For those of you lucky enough not to know what gerrymandering is, let me give you a quick précis. Named after Elbridge Gerry – it should be pronounced like *Gary* and not *Jerry* – and a congressional district which slightly resembled a salamander he signed into law as the governor of Massachusetts, gerrymandering has come to be the blanket term for the redrawing of political districts in the United States in a way that provides political gain for the party conducting the redrawing. This is primarily done through either *packing*, drawing a district so all of your opponents’ votes are concentrated in a small number of districts and therefore can not meaningfully affect others, or *cracking*, splitting up the opponents’ votes among many different districts so they have less influence on any of them. This has generally been considered to be totally legitimate, and smart, political maneuvering in the US and upheld as legal in the courts, unless it can be proven the gerrymandering was done based on race and not on partisanship. (C*orrected from ‘based on partisanship and not on race’ on 27/02/2018*)

The reason gerrymandering is such a hot topic is because the courts might just be changing their views regarding partisan gerrymandering, and a big factor behind this is mathematics. There was an argument in front of the supreme court, in the case of *Gill v. Whitford* late last year about partisan gerrymandering in my home state of Wisconsin, which had mathematics as a central pillar in the arguments against the current district lines. Even more recently the Pennsylvania Supreme Court threw out their current districts and demanded they be redrawn, and while I am not sure if mathematics played a large role in them getting thrown out it certainly will when they are redrawn.

As gerrymandering is enjoying its moment in the sun, it is only fair the mathematician playing the biggest role in changing how it is all being thought about is called Moon. Moon Duchin is an Associate Professor at Tufts University and the creator of the Metric Geometry and Gerrymandering Group which, through a series of conferences, is applying cutting-edge mathematics to the redistricting problem, training mathematicians to be expert witnesses on gerrymandering for court proceedings, and providing teachers with lesson plans and guidance on how to implement them (there is one more conference in California coming up in March and a big workshop happening in August if you want to get involved).

The really big news though is, as of January 26 Duchin is working as a consultant for Governor Wolf in Pennsylvania, with the job of helping to make sure their redrawn congressional district map is fair.
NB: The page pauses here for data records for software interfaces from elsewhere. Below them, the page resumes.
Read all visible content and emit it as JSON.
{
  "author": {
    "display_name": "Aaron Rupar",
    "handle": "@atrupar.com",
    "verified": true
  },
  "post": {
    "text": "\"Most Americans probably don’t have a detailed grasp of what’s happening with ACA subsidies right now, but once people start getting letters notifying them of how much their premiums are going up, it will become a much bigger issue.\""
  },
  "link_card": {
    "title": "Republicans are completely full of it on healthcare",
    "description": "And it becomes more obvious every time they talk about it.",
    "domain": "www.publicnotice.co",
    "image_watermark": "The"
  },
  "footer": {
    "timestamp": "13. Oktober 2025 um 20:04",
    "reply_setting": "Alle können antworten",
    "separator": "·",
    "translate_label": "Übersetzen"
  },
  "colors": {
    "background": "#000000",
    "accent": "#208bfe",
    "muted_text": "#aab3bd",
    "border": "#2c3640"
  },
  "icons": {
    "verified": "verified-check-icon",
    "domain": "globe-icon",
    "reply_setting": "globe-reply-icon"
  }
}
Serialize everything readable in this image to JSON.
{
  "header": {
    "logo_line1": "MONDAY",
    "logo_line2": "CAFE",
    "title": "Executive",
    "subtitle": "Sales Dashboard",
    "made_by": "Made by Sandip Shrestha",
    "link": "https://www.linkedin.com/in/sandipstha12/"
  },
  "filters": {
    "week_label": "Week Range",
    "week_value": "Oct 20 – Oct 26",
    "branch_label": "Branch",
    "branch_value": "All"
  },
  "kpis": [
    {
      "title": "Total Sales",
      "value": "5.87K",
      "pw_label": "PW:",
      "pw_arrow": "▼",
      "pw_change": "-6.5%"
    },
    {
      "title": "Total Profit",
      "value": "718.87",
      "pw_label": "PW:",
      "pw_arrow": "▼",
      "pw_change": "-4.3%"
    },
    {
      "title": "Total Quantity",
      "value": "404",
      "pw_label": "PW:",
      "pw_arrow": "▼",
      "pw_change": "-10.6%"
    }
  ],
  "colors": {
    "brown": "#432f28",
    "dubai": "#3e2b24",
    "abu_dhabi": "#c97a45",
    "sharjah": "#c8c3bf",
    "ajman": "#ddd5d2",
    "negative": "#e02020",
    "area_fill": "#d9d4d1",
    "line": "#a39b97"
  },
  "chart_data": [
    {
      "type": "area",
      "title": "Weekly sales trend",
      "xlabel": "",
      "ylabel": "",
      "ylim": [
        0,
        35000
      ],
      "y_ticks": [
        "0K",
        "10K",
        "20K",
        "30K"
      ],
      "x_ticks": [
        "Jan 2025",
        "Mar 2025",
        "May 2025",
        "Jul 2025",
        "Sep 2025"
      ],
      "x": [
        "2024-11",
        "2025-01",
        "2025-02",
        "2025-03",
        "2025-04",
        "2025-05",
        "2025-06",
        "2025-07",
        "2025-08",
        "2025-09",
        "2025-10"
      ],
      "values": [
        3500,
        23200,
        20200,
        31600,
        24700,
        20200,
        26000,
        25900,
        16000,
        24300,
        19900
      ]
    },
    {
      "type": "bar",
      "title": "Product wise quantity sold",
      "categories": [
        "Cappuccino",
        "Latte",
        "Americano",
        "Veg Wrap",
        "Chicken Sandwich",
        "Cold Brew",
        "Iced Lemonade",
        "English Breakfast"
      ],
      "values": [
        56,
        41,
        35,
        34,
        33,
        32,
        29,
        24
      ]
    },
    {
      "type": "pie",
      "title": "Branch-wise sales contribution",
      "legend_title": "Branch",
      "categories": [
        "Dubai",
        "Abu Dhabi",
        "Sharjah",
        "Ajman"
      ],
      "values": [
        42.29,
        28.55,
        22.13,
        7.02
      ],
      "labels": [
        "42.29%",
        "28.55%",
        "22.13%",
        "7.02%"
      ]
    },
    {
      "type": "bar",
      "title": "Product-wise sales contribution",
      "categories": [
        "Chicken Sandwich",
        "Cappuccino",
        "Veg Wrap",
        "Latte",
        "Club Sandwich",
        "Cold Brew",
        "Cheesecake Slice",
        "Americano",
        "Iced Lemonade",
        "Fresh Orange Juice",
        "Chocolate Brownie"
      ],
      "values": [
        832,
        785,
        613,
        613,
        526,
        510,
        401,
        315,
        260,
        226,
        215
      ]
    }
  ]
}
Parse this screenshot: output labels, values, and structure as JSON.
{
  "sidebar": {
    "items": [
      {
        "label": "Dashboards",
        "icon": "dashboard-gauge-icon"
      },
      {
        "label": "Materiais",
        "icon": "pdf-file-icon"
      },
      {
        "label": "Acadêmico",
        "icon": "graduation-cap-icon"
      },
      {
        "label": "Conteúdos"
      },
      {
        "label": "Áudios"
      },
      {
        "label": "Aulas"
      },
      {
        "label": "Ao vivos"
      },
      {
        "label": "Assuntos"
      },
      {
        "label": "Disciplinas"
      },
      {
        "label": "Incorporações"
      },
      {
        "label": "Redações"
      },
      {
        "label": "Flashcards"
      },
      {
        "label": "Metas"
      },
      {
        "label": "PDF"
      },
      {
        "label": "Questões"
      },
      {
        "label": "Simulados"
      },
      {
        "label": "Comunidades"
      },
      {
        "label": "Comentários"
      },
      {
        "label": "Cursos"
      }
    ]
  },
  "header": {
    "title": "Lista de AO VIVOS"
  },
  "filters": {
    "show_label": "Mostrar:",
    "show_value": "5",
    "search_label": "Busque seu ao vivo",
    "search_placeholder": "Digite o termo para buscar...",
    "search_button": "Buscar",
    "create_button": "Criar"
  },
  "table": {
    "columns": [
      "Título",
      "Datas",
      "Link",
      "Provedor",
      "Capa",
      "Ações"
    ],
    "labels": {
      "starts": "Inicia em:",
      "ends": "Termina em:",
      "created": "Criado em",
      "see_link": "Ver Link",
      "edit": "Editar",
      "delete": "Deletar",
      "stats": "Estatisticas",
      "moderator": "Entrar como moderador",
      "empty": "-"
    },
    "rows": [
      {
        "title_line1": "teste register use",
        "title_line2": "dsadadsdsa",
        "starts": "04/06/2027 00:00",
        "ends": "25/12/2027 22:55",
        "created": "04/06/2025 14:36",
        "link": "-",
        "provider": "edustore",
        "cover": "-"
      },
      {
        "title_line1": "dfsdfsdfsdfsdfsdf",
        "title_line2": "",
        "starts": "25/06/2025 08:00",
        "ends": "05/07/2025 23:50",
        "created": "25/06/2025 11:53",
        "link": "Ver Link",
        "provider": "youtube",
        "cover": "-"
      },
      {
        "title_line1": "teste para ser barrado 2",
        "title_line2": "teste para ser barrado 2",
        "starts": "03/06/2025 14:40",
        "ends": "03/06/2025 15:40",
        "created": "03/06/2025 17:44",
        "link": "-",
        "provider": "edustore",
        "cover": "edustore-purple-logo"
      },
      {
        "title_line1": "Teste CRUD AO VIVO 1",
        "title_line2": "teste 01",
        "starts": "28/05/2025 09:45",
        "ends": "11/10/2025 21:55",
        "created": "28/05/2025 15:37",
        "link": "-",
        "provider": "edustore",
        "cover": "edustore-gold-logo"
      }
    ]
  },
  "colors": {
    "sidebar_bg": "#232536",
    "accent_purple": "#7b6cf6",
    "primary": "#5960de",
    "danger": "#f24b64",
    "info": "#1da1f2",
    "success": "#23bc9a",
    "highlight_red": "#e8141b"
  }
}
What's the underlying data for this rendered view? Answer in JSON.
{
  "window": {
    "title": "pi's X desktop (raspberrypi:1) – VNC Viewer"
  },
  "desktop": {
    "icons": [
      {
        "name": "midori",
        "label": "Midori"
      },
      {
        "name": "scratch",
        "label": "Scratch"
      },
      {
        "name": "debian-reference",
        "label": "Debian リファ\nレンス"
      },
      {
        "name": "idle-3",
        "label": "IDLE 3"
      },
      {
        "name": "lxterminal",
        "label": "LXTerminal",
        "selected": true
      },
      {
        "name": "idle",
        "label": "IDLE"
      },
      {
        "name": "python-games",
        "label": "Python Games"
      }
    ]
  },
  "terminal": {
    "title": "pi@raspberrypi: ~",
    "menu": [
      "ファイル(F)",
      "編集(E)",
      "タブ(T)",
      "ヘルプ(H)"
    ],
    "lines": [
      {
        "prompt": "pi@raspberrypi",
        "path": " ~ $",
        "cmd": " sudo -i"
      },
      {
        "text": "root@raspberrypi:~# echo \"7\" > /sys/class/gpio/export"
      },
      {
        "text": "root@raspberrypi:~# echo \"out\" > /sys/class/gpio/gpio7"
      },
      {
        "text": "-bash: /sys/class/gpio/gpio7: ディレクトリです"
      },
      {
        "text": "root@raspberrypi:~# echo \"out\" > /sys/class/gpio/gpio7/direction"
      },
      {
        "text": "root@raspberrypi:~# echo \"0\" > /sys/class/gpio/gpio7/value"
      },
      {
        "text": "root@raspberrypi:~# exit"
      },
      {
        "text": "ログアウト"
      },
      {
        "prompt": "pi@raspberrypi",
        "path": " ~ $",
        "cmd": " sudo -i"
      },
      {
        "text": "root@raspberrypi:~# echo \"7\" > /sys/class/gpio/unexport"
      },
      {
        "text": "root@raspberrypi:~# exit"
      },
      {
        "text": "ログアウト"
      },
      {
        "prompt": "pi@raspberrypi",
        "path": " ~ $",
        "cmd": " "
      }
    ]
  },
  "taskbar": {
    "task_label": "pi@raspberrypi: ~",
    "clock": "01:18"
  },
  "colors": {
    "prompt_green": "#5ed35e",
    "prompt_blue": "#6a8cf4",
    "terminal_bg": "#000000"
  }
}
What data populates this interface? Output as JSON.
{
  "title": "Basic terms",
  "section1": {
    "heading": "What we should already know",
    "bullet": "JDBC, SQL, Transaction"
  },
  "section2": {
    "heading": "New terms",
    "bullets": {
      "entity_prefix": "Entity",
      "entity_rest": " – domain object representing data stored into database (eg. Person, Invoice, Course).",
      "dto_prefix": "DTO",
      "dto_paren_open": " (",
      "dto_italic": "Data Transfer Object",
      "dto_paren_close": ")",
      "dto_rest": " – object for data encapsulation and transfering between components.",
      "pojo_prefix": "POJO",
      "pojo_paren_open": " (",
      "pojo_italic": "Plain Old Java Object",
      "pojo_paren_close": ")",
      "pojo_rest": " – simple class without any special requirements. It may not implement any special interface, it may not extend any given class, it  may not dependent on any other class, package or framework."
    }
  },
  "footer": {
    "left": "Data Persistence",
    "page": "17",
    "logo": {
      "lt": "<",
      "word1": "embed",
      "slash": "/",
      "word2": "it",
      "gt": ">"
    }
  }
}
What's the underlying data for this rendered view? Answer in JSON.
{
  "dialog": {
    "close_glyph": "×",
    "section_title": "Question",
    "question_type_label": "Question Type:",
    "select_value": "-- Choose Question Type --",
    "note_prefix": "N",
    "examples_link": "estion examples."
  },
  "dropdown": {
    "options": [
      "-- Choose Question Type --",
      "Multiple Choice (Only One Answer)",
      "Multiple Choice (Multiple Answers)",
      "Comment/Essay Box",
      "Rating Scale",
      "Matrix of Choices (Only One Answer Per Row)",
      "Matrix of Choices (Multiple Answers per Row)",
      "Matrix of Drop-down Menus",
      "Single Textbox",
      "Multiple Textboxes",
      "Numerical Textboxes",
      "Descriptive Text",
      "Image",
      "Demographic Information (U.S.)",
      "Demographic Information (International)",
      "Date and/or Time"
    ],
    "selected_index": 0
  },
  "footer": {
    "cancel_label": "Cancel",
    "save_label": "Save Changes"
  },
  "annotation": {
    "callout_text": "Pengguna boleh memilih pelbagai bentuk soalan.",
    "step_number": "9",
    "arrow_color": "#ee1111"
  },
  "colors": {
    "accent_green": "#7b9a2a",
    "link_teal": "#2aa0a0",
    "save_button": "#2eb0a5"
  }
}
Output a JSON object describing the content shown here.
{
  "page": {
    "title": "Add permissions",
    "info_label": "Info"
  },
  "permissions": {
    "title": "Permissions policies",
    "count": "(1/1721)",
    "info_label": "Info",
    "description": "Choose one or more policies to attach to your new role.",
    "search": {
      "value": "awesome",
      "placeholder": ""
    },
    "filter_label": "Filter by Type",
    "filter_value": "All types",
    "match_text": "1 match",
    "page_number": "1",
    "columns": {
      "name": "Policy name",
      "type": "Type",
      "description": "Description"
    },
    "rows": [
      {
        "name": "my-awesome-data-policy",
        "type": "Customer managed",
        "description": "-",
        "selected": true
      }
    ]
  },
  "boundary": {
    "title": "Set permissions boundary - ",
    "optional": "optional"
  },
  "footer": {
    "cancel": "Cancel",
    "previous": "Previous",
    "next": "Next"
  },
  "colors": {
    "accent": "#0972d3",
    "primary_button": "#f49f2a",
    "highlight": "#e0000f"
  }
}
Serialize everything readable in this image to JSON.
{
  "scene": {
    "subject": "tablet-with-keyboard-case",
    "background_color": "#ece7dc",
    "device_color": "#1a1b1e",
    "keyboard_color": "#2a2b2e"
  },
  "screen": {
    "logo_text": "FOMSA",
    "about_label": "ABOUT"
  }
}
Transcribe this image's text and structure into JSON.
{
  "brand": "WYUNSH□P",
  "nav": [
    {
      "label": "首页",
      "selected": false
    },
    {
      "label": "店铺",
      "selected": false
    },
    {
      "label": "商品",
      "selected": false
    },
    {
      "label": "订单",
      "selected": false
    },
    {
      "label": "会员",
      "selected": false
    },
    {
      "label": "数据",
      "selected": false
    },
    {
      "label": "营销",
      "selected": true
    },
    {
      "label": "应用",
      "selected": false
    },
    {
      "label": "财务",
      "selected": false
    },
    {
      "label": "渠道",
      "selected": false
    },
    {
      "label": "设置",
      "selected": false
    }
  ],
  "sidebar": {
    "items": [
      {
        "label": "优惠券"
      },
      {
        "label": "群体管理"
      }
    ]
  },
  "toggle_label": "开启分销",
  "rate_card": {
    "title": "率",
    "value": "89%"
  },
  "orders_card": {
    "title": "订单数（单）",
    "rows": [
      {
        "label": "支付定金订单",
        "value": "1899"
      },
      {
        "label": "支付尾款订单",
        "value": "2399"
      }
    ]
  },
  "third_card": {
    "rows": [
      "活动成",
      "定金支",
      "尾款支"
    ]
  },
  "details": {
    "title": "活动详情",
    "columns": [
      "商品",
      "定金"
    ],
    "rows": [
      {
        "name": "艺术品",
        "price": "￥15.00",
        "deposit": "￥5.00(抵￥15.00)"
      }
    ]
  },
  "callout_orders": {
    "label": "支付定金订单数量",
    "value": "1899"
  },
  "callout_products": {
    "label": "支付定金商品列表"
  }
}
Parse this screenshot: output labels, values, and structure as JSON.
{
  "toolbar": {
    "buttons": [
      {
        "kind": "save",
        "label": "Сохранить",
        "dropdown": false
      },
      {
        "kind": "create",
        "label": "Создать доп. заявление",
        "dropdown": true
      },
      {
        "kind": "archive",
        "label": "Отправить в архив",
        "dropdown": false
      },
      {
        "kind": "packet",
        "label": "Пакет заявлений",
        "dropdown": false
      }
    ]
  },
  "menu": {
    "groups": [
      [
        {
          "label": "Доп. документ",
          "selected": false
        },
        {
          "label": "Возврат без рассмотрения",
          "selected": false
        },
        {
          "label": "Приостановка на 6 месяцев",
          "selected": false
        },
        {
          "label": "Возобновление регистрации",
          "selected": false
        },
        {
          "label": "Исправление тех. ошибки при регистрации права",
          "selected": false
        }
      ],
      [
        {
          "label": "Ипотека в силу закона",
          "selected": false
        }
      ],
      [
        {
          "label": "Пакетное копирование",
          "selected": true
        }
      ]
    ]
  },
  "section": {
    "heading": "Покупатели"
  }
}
I have had the joy of talking to Moon for my podcast Relatively Prime about her work with the MGGG and watched her give a talk about gerrymandering at the 2018 Joint Mathematics Meeting. I do not think I have ever seen a more enraptured audience at a mathematics conference, there were a lot of people in the room and each and every one of them was paying attention. I can not think of a better person from a mathematical ability perspective, as well as a public engagement one, to be the face of this for mathematics.

It is too bad it has taken something so awful as gerrymandering to get mathematics a seat at the table in US political discourse, and even though I have spent a huge amount of my life trying to convince people mathematics is something we should all care about I would happily not have people talk about it if it meant we had no gerrymandering. That said, I am glad we have mathematicians like Moon Duchin who are willing to take this battle on in front of not only the mathematical community but an ever increasing portion of the politically engaged public, not to mention Governor Wolf and lawyers like those in *Gill v. Whitford* who are willing to reach past their comfort zone and let mathematics play a central role in their work. There is not going to be a clean, perfect solution to all of this, but hopefully with mathematicians like Moon involved in this it will end up a lot better than where it is now.

“upheld as legal in the courts, unless it can be proven the gerrymandering was done based on partisanship and not on race.”

The other way around, right?

Joshua, you are correct. That was a mistake on my part. I have corrected the post, thanks for catching the error.